“What I get out of these sites is that they’re celebrations of the small things in life, because it’s these celebrations that change how you feel,” says Pamela Rutledge, director of the nonprofit Media Psychology Research Center (MPRC) and instructor of media psychology in the UCLA Extension program. “I find all these celebrations and creativity not just charming, but uplifting as a trend. We always had negative news because that’s what gets eyeballs for the 10 o’clock newscast, but we’ve never had the opportunity before to explore so many small, happy bits.”
Yes, a lot of the items people pin probably end up being more aspirational than inspirational — the sarcastic humor-themed greeting card site SomeeCards.com features a card that reads “I’m really looking forward to the non-existent wedding you’re planning on Pinterest” — but the site has also started a craze of “Pinterest parties” where (more often than not) women gather to show off the crafts and food and other niceties they created based on ideas they found on the site.
On a daily basis, technology news sites tout statistics of Pinterest’s meteoric rise. In January, Pinterest users spent an average of 89 minutes on the site. (By comparison, Twitter users were there for 21 minutes and users of the job-themed social network
LinkedIn spent 17 minutes on the site.) In March, it became the third most popular social media site in the United States, behind Facebook and Twitter. Pinterest users in the United States are reportedly mostly women between 25 and 34, and top brands on the site include Etsy, Kate Spade and HGTV.
Call it superficial window shopping if you want, but MPRC’s Rutledge argues that sites such as Pinterest can provide some insight into what makes that colleague down the hall tick.
“There’s a way of self-discovering as a way of sharing because you’re not overtly saying ‘I Love Trees’ or whatever,” says Rutledge. Much like body language, “you’re leaving it for people to infer.”
So, yes, sharing your love for the new Gregory Parkinson line at Anthropologie or Frye boots says a lot without giving away your entire psychological store. This you-figure-it-out mentality could be precisely what’s needed in a social media landscape of ever-changing privacy settings where our professional, home and social lives are all intertwined online — these visual sites give us the affirmation fix we crave without the cost of committing our thoughts to text.

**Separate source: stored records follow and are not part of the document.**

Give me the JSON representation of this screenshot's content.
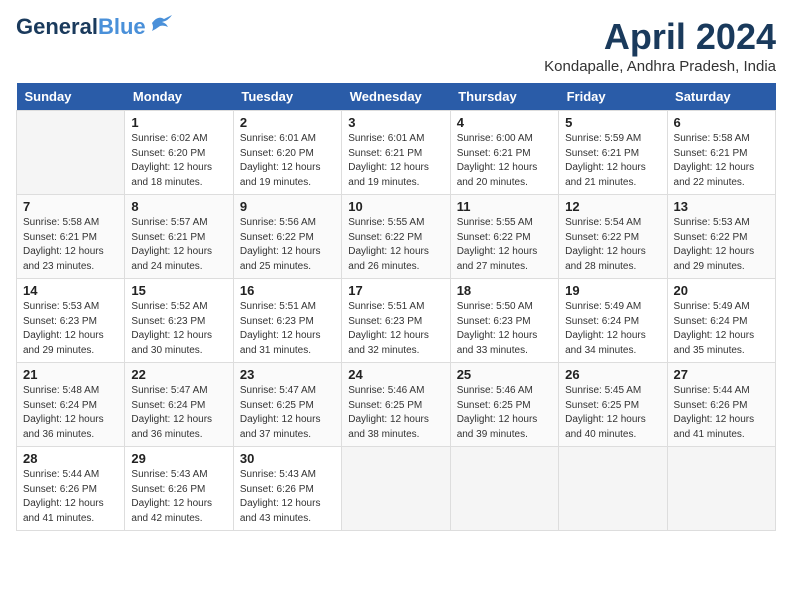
{
  "header": {
    "logo_line1": "General",
    "logo_line2": "Blue",
    "month": "April 2024",
    "location": "Kondapalle, Andhra Pradesh, India"
  },
  "days_of_week": [
    "Sunday",
    "Monday",
    "Tuesday",
    "Wednesday",
    "Thursday",
    "Friday",
    "Saturday"
  ],
  "weeks": [
    [
      {
        "day": "",
        "info": ""
      },
      {
        "day": "1",
        "info": "Sunrise: 6:02 AM\nSunset: 6:20 PM\nDaylight: 12 hours\nand 18 minutes."
      },
      {
        "day": "2",
        "info": "Sunrise: 6:01 AM\nSunset: 6:20 PM\nDaylight: 12 hours\nand 19 minutes."
      },
      {
        "day": "3",
        "info": "Sunrise: 6:01 AM\nSunset: 6:21 PM\nDaylight: 12 hours\nand 19 minutes."
      },
      {
        "day": "4",
        "info": "Sunrise: 6:00 AM\nSunset: 6:21 PM\nDaylight: 12 hours\nand 20 minutes."
      },
      {
        "day": "5",
        "info": "Sunrise: 5:59 AM\nSunset: 6:21 PM\nDaylight: 12 hours\nand 21 minutes."
      },
      {
        "day": "6",
        "info": "Sunrise: 5:58 AM\nSunset: 6:21 PM\nDaylight: 12 hours\nand 22 minutes."
      }
    ],
    [
      {
        "day": "7",
        "info": "Sunrise: 5:58 AM\nSunset: 6:21 PM\nDaylight: 12 hours\nand 23 minutes."
      },
      {
        "day": "8",
        "info": "Sunrise: 5:57 AM\nSunset: 6:21 PM\nDaylight: 12 hours\nand 24 minutes."
      },
      {
        "day": "9",
        "info": "Sunrise: 5:56 AM\nSunset: 6:22 PM\nDaylight: 12 hours\nand 25 minutes."
      },
      {
        "day": "10",
        "info": "Sunrise: 5:55 AM\nSunset: 6:22 PM\nDaylight: 12 hours\nand 26 minutes."
      },
      {
        "day": "11",
        "info": "Sunrise: 5:55 AM\nSunset: 6:22 PM\nDaylight: 12 hours\nand 27 minutes."
      },
      {
        "day": "12",
        "info": "Sunrise: 5:54 AM\nSunset: 6:22 PM\nDaylight: 12 hours\nand 28 minutes."
      },
      {
        "day": "13",
        "info": "Sunrise: 5:53 AM\nSunset: 6:22 PM\nDaylight: 12 hours\nand 29 minutes."
      }
    ],
    [
      {
        "day": "14",
        "info": "Sunrise: 5:53 AM\nSunset: 6:23 PM\nDaylight: 12 hours\nand 29 minutes."
      },
      {
        "day": "15",
        "info": "Sunrise: 5:52 AM\nSunset: 6:23 PM\nDaylight: 12 hours\nand 30 minutes."
      },
      {
        "day": "16",
        "info": "Sunrise: 5:51 AM\nSunset: 6:23 PM\nDaylight: 12 hours\nand 31 minutes."
      },
      {
        "day": "17",
        "info": "Sunrise: 5:51 AM\nSunset: 6:23 PM\nDaylight: 12 hours\nand 32 minutes."
      },
      {
        "day": "18",
        "info": "Sunrise: 5:50 AM\nSunset: 6:23 PM\nDaylight: 12 hours\nand 33 minutes."
      },
      {
        "day": "19",
        "info": "Sunrise: 5:49 AM\nSunset: 6:24 PM\nDaylight: 12 hours\nand 34 minutes."
      },
      {
        "day": "20",
        "info": "Sunrise: 5:49 AM\nSunset: 6:24 PM\nDaylight: 12 hours\nand 35 minutes."
      }
    ],
    [
      {
        "day": "21",
        "info": "Sunrise: 5:48 AM\nSunset: 6:24 PM\nDaylight: 12 hours\nand 36 minutes."
      },
      {
        "day": "22",
        "info": "Sunrise: 5:47 AM\nSunset: 6:24 PM\nDaylight: 12 hours\nand 36 minutes."
      },
      {
        "day": "23",
        "info": "Sunrise: 5:47 AM\nSunset: 6:25 PM\nDaylight: 12 hours\nand 37 minutes."
      },
      {
        "day": "24",
        "info": "Sunrise: 5:46 AM\nSunset: 6:25 PM\nDaylight: 12 hours\nand 38 minutes."
      },
      {
        "day": "25",
        "info": "Sunrise: 5:46 AM\nSunset: 6:25 PM\nDaylight: 12 hours\nand 39 minutes."
      },
      {
        "day": "26",
        "info": "Sunrise: 5:45 AM\nSunset: 6:25 PM\nDaylight: 12 hours\nand 40 minutes."
      },
      {
        "day": "27",
        "info": "Sunrise: 5:44 AM\nSunset: 6:26 PM\nDaylight: 12 hours\nand 41 minutes."
      }
    ],
    [
      {
        "day": "28",
        "info": "Sunrise: 5:44 AM\nSunset: 6:26 PM\nDaylight: 12 hours\nand 41 minutes."
      },
      {
        "day": "29",
        "info": "Sunrise: 5:43 AM\nSunset: 6:26 PM\nDaylight: 12 hours\nand 42 minutes."
      },
      {
        "day": "30",
        "info": "Sunrise: 5:43 AM\nSunset: 6:26 PM\nDaylight: 12 hours\nand 43 minutes."
      },
      {
        "day": "",
        "info": ""
      },
      {
        "day": "",
        "info": ""
      },
      {
        "day": "",
        "info": ""
      },
      {
        "day": "",
        "info": ""
      }
    ]
  ]
}
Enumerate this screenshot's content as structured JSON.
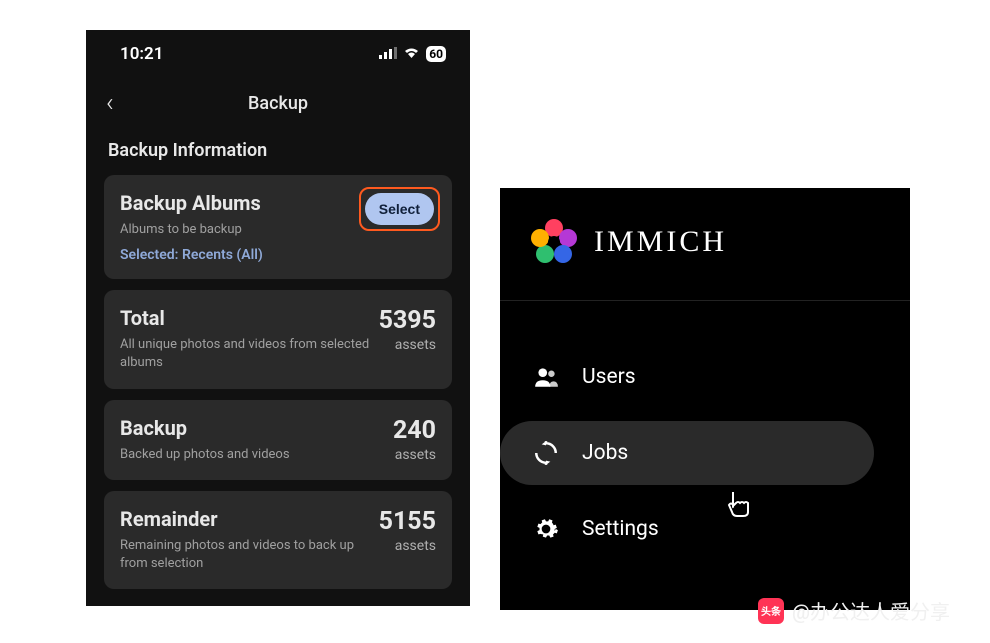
{
  "phone": {
    "status": {
      "time": "10:21",
      "battery": "60"
    },
    "nav_title": "Backup",
    "section_title": "Backup Information",
    "albums_card": {
      "heading": "Backup Albums",
      "sub": "Albums to be backup",
      "selected": "Selected: Recents (All)",
      "select_label": "Select"
    },
    "stats": [
      {
        "heading": "Total",
        "sub": "All unique photos and videos from selected albums",
        "value": "5395",
        "unit": "assets"
      },
      {
        "heading": "Backup",
        "sub": "Backed up photos and videos",
        "value": "240",
        "unit": "assets"
      },
      {
        "heading": "Remainder",
        "sub": "Remaining photos and videos to back up from selection",
        "value": "5155",
        "unit": "assets"
      }
    ]
  },
  "admin": {
    "brand": "IMMICH",
    "nav": [
      {
        "icon": "users",
        "label": "Users",
        "active": false
      },
      {
        "icon": "sync",
        "label": "Jobs",
        "active": true
      },
      {
        "icon": "gear",
        "label": "Settings",
        "active": false
      }
    ]
  },
  "watermark": {
    "prefix": "头条",
    "text": "@办公达人爱分享"
  }
}
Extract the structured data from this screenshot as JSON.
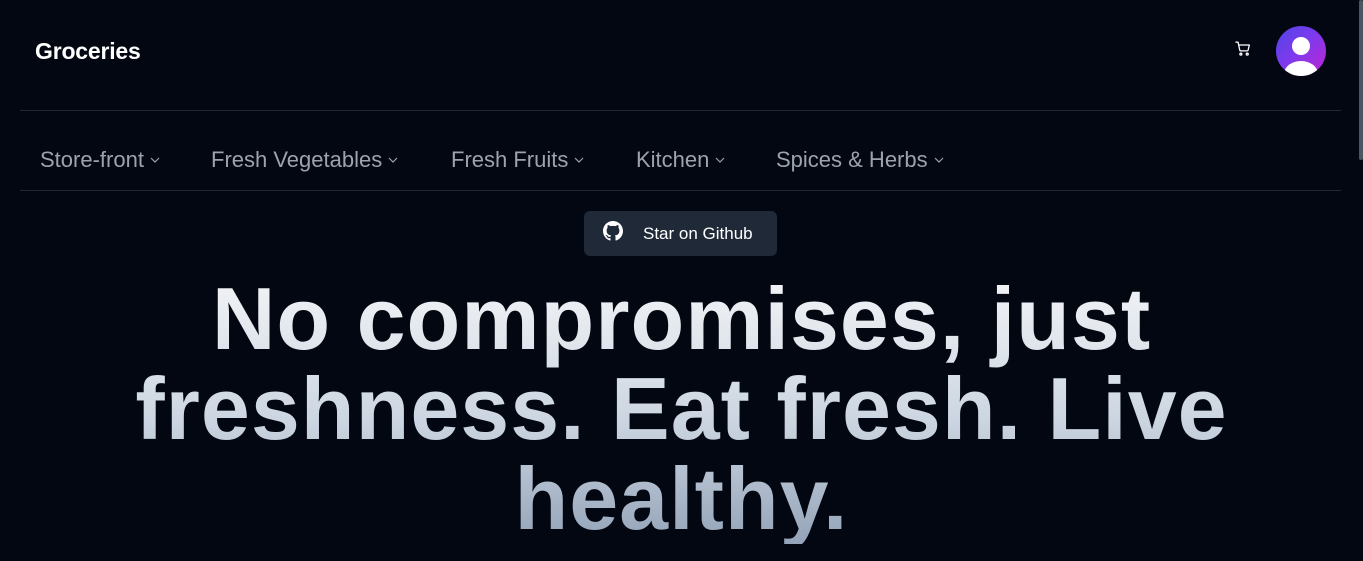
{
  "header": {
    "brand": "Groceries",
    "cart_icon": "shopping-cart-icon",
    "avatar_icon": "user-avatar-icon"
  },
  "nav": {
    "items": [
      {
        "label": "Store-front"
      },
      {
        "label": "Fresh Vegetables"
      },
      {
        "label": "Fresh Fruits"
      },
      {
        "label": "Kitchen"
      },
      {
        "label": "Spices & Herbs"
      }
    ],
    "chevron_icon": "chevron-down-icon"
  },
  "github": {
    "label": "Star on Github",
    "icon": "github-icon"
  },
  "hero": {
    "headline": "No compromises, just freshness. Eat fresh. Live healthy."
  },
  "colors": {
    "background": "#030712",
    "nav_text": "#9ca3af",
    "button_bg": "#1f2937",
    "avatar_gradient": [
      "#4f46e5",
      "#c026d3"
    ]
  }
}
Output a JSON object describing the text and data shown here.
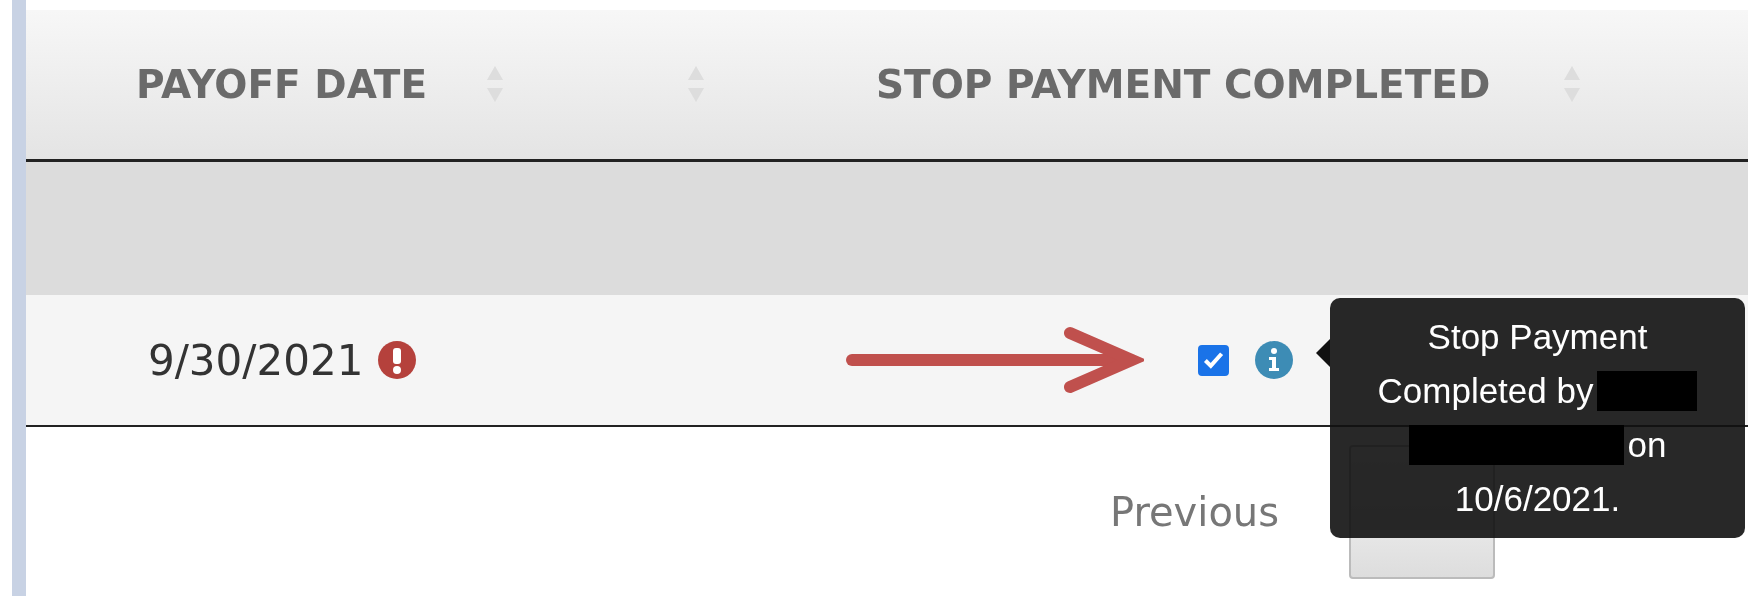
{
  "table": {
    "columns": [
      {
        "label": "PAYOFF DATE",
        "sortable": true
      },
      {
        "sortable": true
      },
      {
        "label": "STOP PAYMENT COMPLETED",
        "sortable": true
      }
    ],
    "rows": [
      {
        "payoff_date": "9/30/2021",
        "warning": true,
        "stop_payment_completed": true,
        "info": true
      }
    ]
  },
  "annotation": {
    "kind": "arrow"
  },
  "tooltip": {
    "lines": [
      [
        {
          "kind": "text",
          "text": "Stop Payment"
        }
      ],
      [
        {
          "kind": "text",
          "text": "Completed by"
        },
        {
          "kind": "redacted"
        }
      ],
      [
        {
          "kind": "redacted"
        },
        {
          "kind": "text",
          "text": "on"
        }
      ],
      [
        {
          "kind": "text",
          "text": "10/6/2021."
        }
      ]
    ]
  },
  "pagination": {
    "previous": "Previous"
  }
}
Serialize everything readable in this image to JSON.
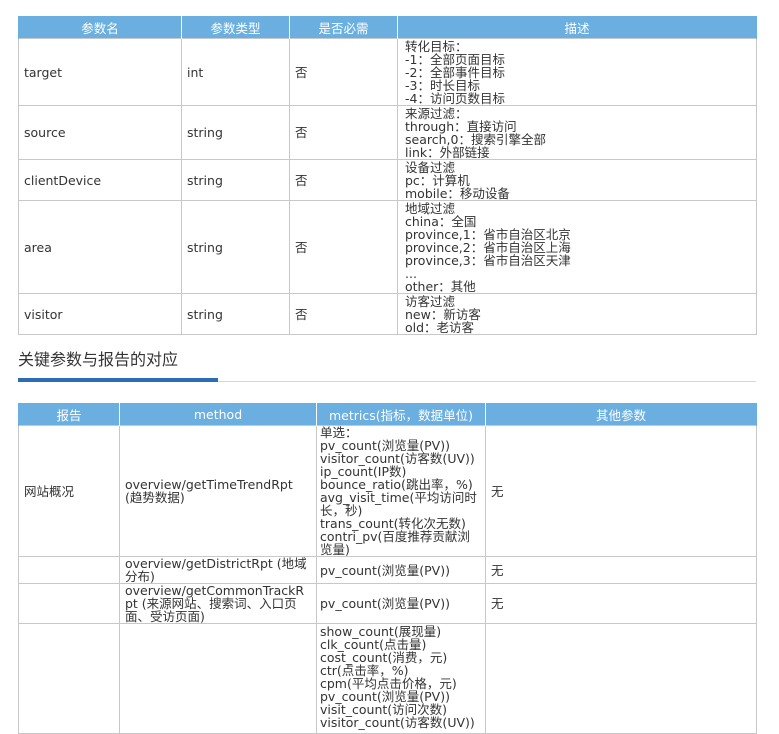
{
  "table1": {
    "headers": [
      "参数名",
      "参数类型",
      "是否必需",
      "描述"
    ],
    "rows": [
      {
        "name": "target",
        "type": "int",
        "required": "否",
        "desc": [
          "转化目标：",
          "-1：全部页面目标",
          "-2：全部事件目标",
          "-3：时长目标",
          "-4：访问页数目标"
        ]
      },
      {
        "name": "source",
        "type": "string",
        "required": "否",
        "desc": [
          "来源过滤：",
          "through：直接访问",
          "search,0：搜索引擎全部",
          "link：外部链接"
        ]
      },
      {
        "name": "clientDevice",
        "type": "string",
        "required": "否",
        "desc": [
          "设备过滤",
          "pc：计算机",
          "mobile：移动设备"
        ]
      },
      {
        "name": "area",
        "type": "string",
        "required": "否",
        "desc": [
          "地域过滤",
          "china：全国",
          "province,1：省市自治区北京",
          "province,2：省市自治区上海",
          "province,3：省市自治区天津",
          "...",
          "other：其他"
        ]
      },
      {
        "name": "visitor",
        "type": "string",
        "required": "否",
        "desc": [
          "访客过滤",
          "new：新访客",
          "old：老访客"
        ]
      }
    ]
  },
  "section": {
    "title": "关键参数与报告的对应"
  },
  "table2": {
    "headers": [
      "报告",
      "method",
      "metrics(指标，数据单位)",
      "其他参数"
    ],
    "rows": [
      {
        "report": "网站概况",
        "method": "overview/getTimeTrendRpt (趋势数据)",
        "metrics": [
          "单选：",
          "pv_count(浏览量(PV))",
          "visitor_count(访客数(UV))",
          "ip_count(IP数)",
          "bounce_ratio(跳出率，%)",
          "avg_visit_time(平均访问时长，秒)",
          "trans_count(转化次无数)",
          "contri_pv(百度推荐贡献浏览量)"
        ],
        "other": "无"
      },
      {
        "report": "",
        "method": "overview/getDistrictRpt (地域分布)",
        "metrics": [
          "pv_count(浏览量(PV))"
        ],
        "other": "无"
      },
      {
        "report": "",
        "method": "overview/getCommonTrackRpt (来源网站、搜索词、入口页面、受访页面)",
        "metrics": [
          "pv_count(浏览量(PV))"
        ],
        "other": "无"
      },
      {
        "report": "",
        "method": "",
        "metrics": [
          "show_count(展现量)",
          "clk_count(点击量)",
          "cost_count(消费，元)",
          "ctr(点击率，%)",
          "cpm(平均点击价格，元)",
          "pv_count(浏览量(PV))",
          "visit_count(访问次数)",
          "visitor_count(访客数(UV))"
        ],
        "other": ""
      }
    ]
  }
}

“Social networks and apps remind me of show-and-tell days in elementary school where I choose what I want the world to see, but I also pick what I want to keep private,” says Brian Hernandez, culture editor for social media news site Mashable. “I think that’s a smart way to look at social media. Our online presence should be an extension of who we are, [but] it’s not what defines us.”
It helps that Pinterest and sites like it are on trend, as social media is quickly moving toward a more image-oriented landscape that not only simplifies but speeds up the mental affirmation process. Just as in a clothing store when you instantly get a sense of outfits to take to the dressing room, social sites’ photographic displays help us instantly decide if we find an image to be pleasing, pretty or interesting. Facebook, for example, has incorporated a visual timeline and recently acquired the mobile application Instagram, a photo retouching tool that bathes otherwise average closet-raid photo shoots in patinas of soft, faux-vintage light. You can even view your Facebook page in a Pinterest-style manner with the Pinview application. Twitter allows photos and videos to appear in updates, and the microblogging site Tumblr makes it easy to share and re-share content with a quick click.
“There’s suddenly what’s being referred to as the visual multiplier,” says Alexis Madrigal, a senior editor at the Atlantic who covers technology. “It’s easier to share and pass around photos and videos than it is to pass around text. … When we’re talking about people who are processing information quickly, the idea that a photo is a thousand words might actually be provably true.”